Texas Gov. George W. Bush, who is scheduled to roll out his foreign policy platform in two weeks, was given the chance to demonstrate his knowledge on the subject in a television interview this week.

He failed.

The GOP presidential front-runner sat down on Wednesday for an interview with WHDH-TV in Boston and was hit with a pop quiz. Political correspondent Andy Hiller, known as an aggressive questioner, asked Bush if he could name the leaders of Chechnya, Taiwan, India and Pakistan, all of which have been prominent in the news recently.

Bush got one right: Taiwan.

The interview got at the crux of what Bush's rivals say he lacks most: the familiarity with international affairs that the public expects from the leader of the world's only remaining superpower.

Asked to name the general in charge of Pakistan, who seized control in a highly publicized coup three weeks ago, Bush answered: "General. I can't name the general. General." The answer: Pervez Musharraf.

Asked to name the leader of India, who began another term in office last month and who 18 months ago presided over the country's first nuclear tests since 1974, Bush answered: "The new prime minister of India is--" He paused. "No." The answer: Atal Bihari Vajpayee.

Asked to name the leader of Chechnya, a breakaway region engaged in a violent military conflict with Russia, Bush answered: "No, can you?" The answer: Aslan Maskhadov.

On Taiwan, Bush answered correctly. "Yeah, Lee," he said, referring to Lee Teng-hui.

When Bush tried to turn the tables on Hiller, asking him if he could name the foreign minister of Mexico, Hiller reminded Bush that "I'm not running for president."

Bush campaign spokeswoman Karen Hughes defended the Texas governor yesterday.

"I have yet to meet anyone who knows off the tip of their tongue who the president of Chechnya is," she said, adding that neither the Bush campaign's senior policy adviser, Josh Bolton, nor foreign policy adviser Joel Shinn knew all the answers off the top of their heads.

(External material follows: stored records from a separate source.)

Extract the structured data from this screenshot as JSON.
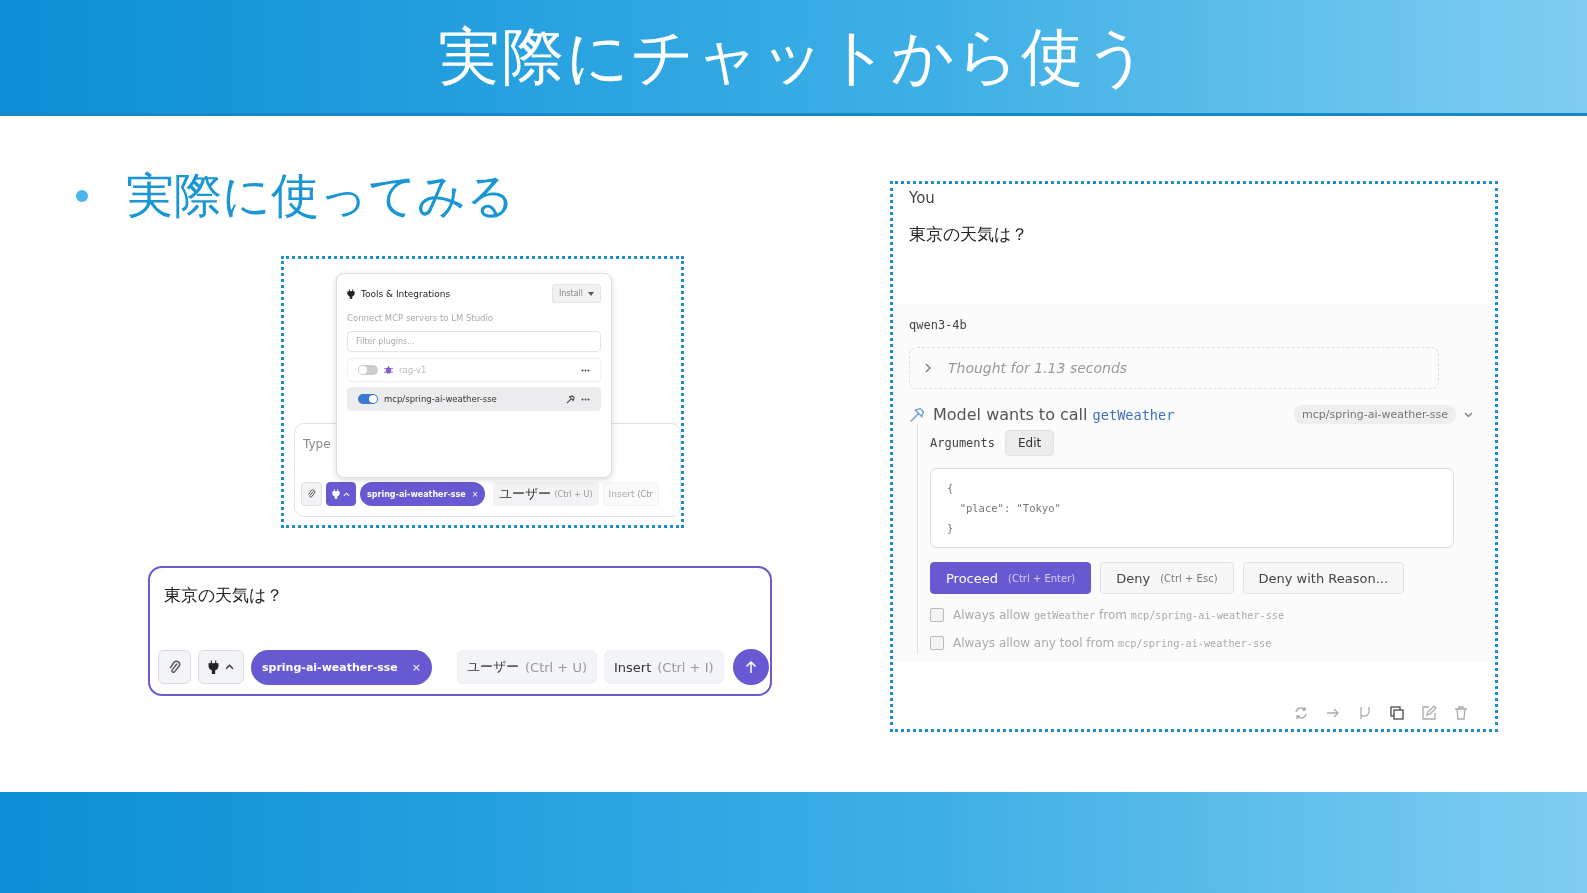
{
  "slide": {
    "title": "実際にチャットから使う",
    "bullet": "実際に使ってみる"
  },
  "tools_popup": {
    "title": "Tools & Integrations",
    "install": "Install",
    "subtitle": "Connect MCP servers to LM Studio",
    "filter_placeholder": "Filter plugins...",
    "plugins": [
      {
        "name": "rag-v1",
        "on": false,
        "highlighted": false
      },
      {
        "name": "mcp/spring-ai-weather-sse",
        "on": true,
        "highlighted": true
      }
    ]
  },
  "small_input": {
    "placeholder": "Type",
    "chip": {
      "label": "spring-ai-weather-sse",
      "close": "×"
    },
    "role_button": {
      "label": "ユーザー",
      "shortcut": "(Ctrl + U)"
    },
    "insert_button": {
      "label": "Insert",
      "shortcut": "(Ctr"
    }
  },
  "chat_input": {
    "value": "東京の天気は？",
    "chip": {
      "label": "spring-ai-weather-sse",
      "close": "×"
    },
    "role_button": {
      "label": "ユーザー",
      "shortcut": "(Ctrl + U)"
    },
    "insert_button": {
      "label": "Insert",
      "shortcut": "(Ctrl + I)"
    }
  },
  "conversation": {
    "user_label": "You",
    "user_message": "東京の天気は？",
    "model": "qwen3-4b",
    "thought": "Thought for 1.13 seconds",
    "thought_expanded": false,
    "tool_call": {
      "parts": [
        {
          "text": "Model wants to call ",
          "kind": "plain"
        },
        {
          "text": "getWeather",
          "kind": "code"
        }
      ],
      "server": "mcp/spring-ai-weather-sse",
      "arguments_label": "Arguments",
      "edit": "Edit",
      "arguments": [
        "{",
        "  \"place\": \"Tokyo\"",
        "}"
      ],
      "buttons": [
        {
          "label": "Proceed",
          "shortcut": "(Ctrl + Enter)",
          "kind": "primary"
        },
        {
          "label": "Deny",
          "shortcut": "(Ctrl + Esc)",
          "kind": "secondary"
        },
        {
          "label": "Deny with Reason...",
          "kind": "secondary"
        }
      ],
      "options": [
        {
          "checked": false,
          "parts": [
            {
              "text": "Always allow ",
              "kind": "plain"
            },
            {
              "text": "getWeather",
              "kind": "code"
            },
            {
              "text": " from ",
              "kind": "plain"
            },
            {
              "text": "mcp/spring-ai-weather-sse",
              "kind": "code"
            }
          ]
        },
        {
          "checked": false,
          "parts": [
            {
              "text": "Always allow any tool from ",
              "kind": "plain"
            },
            {
              "text": "mcp/spring-ai-weather-sse",
              "kind": "code"
            }
          ]
        }
      ]
    }
  }
}
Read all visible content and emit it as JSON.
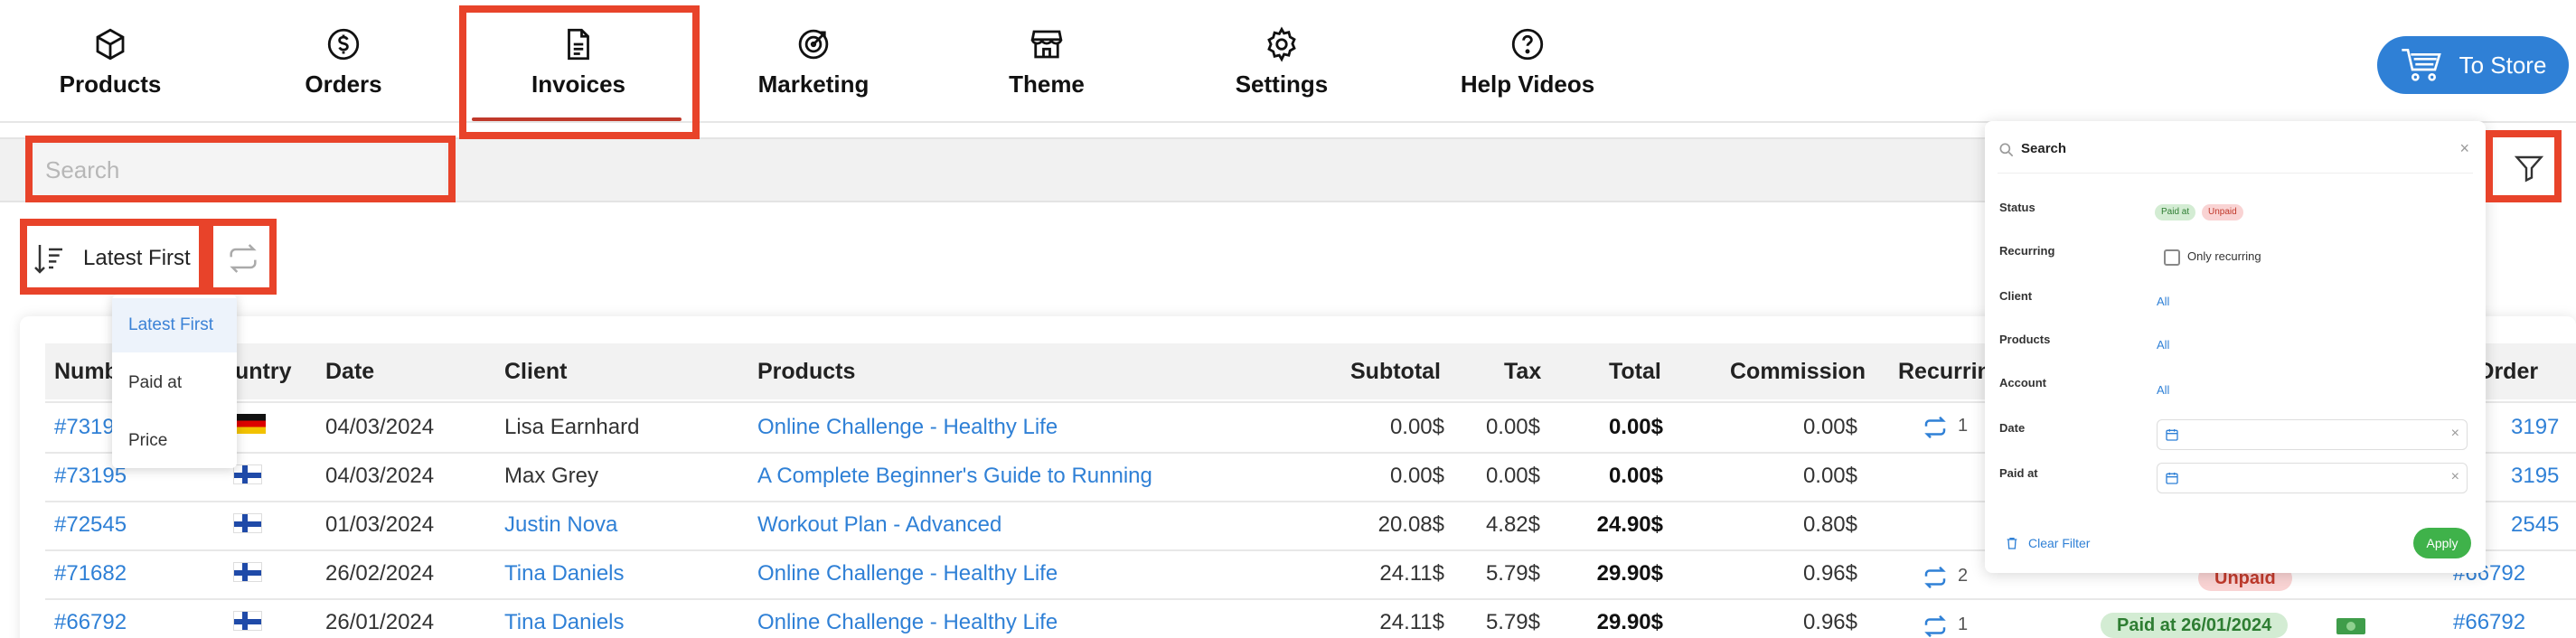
{
  "nav": {
    "tabs": [
      {
        "label": "Products",
        "icon": "box-icon"
      },
      {
        "label": "Orders",
        "icon": "dollar-icon"
      },
      {
        "label": "Invoices",
        "icon": "document-icon",
        "active": true
      },
      {
        "label": "Marketing",
        "icon": "target-icon"
      },
      {
        "label": "Theme",
        "icon": "shop-icon"
      },
      {
        "label": "Settings",
        "icon": "gear-icon"
      },
      {
        "label": "Help Videos",
        "icon": "help-icon"
      }
    ],
    "store_button": "To Store"
  },
  "search": {
    "placeholder": "Search"
  },
  "sort": {
    "label": "Latest First",
    "options": [
      "Latest First",
      "Paid at",
      "Price"
    ],
    "selected": "Latest First"
  },
  "table": {
    "columns": [
      "Number",
      "Country",
      "Date",
      "Client",
      "Products",
      "Subtotal",
      "Tax",
      "Total",
      "Commission",
      "Recurring",
      "Order"
    ],
    "col_number_visible": "Numb",
    "col_country_visible": "untry",
    "col_recurring_visible": "Recurrin",
    "col_order_visible": "Order",
    "rows": [
      {
        "number": "#7319",
        "country": "DE",
        "date": "04/03/2024",
        "client": "Lisa Earnhard",
        "client_link": false,
        "product": "Online Challenge - Healthy Life",
        "subtotal": "0.00$",
        "tax": "0.00$",
        "total": "0.00$",
        "commission": "0.00$",
        "recurring": "1",
        "status": "",
        "order": "3197"
      },
      {
        "number": "#73195",
        "country": "FI",
        "date": "04/03/2024",
        "client": "Max Grey",
        "client_link": false,
        "product": "A Complete Beginner's Guide to Running",
        "subtotal": "0.00$",
        "tax": "0.00$",
        "total": "0.00$",
        "commission": "0.00$",
        "recurring": "",
        "status": "",
        "order": "3195"
      },
      {
        "number": "#72545",
        "country": "FI",
        "date": "01/03/2024",
        "client": "Justin Nova",
        "client_link": true,
        "product": "Workout Plan - Advanced",
        "subtotal": "20.08$",
        "tax": "4.82$",
        "total": "24.90$",
        "commission": "0.80$",
        "recurring": "",
        "status": "",
        "order": "2545"
      },
      {
        "number": "#71682",
        "country": "FI",
        "date": "26/02/2024",
        "client": "Tina Daniels",
        "client_link": true,
        "product": "Online Challenge - Healthy Life",
        "subtotal": "24.11$",
        "tax": "5.79$",
        "total": "29.90$",
        "commission": "0.96$",
        "recurring": "2",
        "status": "Unpaid",
        "order": "#66792"
      },
      {
        "number": "#66792",
        "country": "FI",
        "date": "26/01/2024",
        "client": "Tina Daniels",
        "client_link": true,
        "product": "Online Challenge - Healthy Life",
        "subtotal": "24.11$",
        "tax": "5.79$",
        "total": "29.90$",
        "commission": "0.96$",
        "recurring": "1",
        "status": "Paid at 26/01/2024",
        "order": "#66792"
      }
    ]
  },
  "filter_panel": {
    "search_placeholder": "Search",
    "labels": {
      "status": "Status",
      "recurring": "Recurring",
      "client": "Client",
      "products": "Products",
      "account": "Account",
      "date": "Date",
      "paid_at": "Paid at"
    },
    "status_chips": [
      "Paid at",
      "Unpaid"
    ],
    "only_recurring": "Only recurring",
    "all": "All",
    "clear_filter": "Clear Filter",
    "apply": "Apply"
  },
  "colors": {
    "accent": "#2f80d6",
    "annotation": "#e8432a",
    "paid": "#2e7d32",
    "unpaid": "#c0392b"
  }
}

"What the American people want to know is not whether a candidate has memorized the names of hundreds of premiers and prime ministers around the world," she said. "What they do want to know is does a candidate have a clear vision of America's strategic interests around the world and can that candidate exert American leadership in the world."

Bush has shown a propensity for mixing up names and places on foreign policy issues. So far this campaign season, he has called Kosovars "Kosovarians," Greeks "Grecians" and East Timorese "East Timorians," and has mixed up Slovakia and Slovenia.

While the campaign of GOP rival Steve Forbes decided not to say anything, the campaign of Arizona Sen. John McCain took a subtle jab. When spokesman Todd Harris was asked yesterday if McCain would have been able to answer those questions, he answered: "Oh, definitely."

"We don't want to pile on," Harris said, chuckling, before adding: "Our feeling is, it was probably an unfair question that the governor was not prepared for and was not briefed on."

McCain has closed to within 8 points of Bush in New Hampshire, according to a poll released yesterday.

Vice President Gore's campaign spokesman, Chris Lehane, laughed his way through his answer. Alluding to a report in the New Yorker magazine detailing Bush's "C" average at Yale, he said: "I guess we know that C at Yale was really a gentleman's C."

Staff researcher Ben White contributed to this report.

'Wait, Wait, Is This 50 Questions?'

Text of Texas Gov. George W. Bush's interview with Andy Hiller, political correspondent for WHDH-TV in Boston.

Hiller: "Can you name the president of Chechnya?"

Bush: "No, can you?"

Hiller: "Can you name the president of Taiwan?"

Bush: "Yeah, Lee."

Hiller: "Can you name the general who is in charge of Pakistan?"

Bush: "Wait, wait, is this 50 questions?"

Hiller: "No, it's four questions of four leaders in four hot spots."

Bush: "The new Pakistani general, he's just been elected--not elected, this guy took over office. It appears this guy is going to bring stability to the country and I think that's good news for the subcontinent."

Hiller: "Can you name him?"

Bush: "General. I can't name the general. General."

Hiller: "And the prime minister of India?"

Bush: "The new prime minister of India is [pause]. No. Can you name the foreign minister of Mexico?"

Hiller: "No sir, but I would say to that, I'm not running for president."

Bush: "What I'm suggesting to you is, if you can't name the foreign minister of Mexico, therefore, you know, you're not capable about what you do. But the truth of the matter is you are, whether you can or not."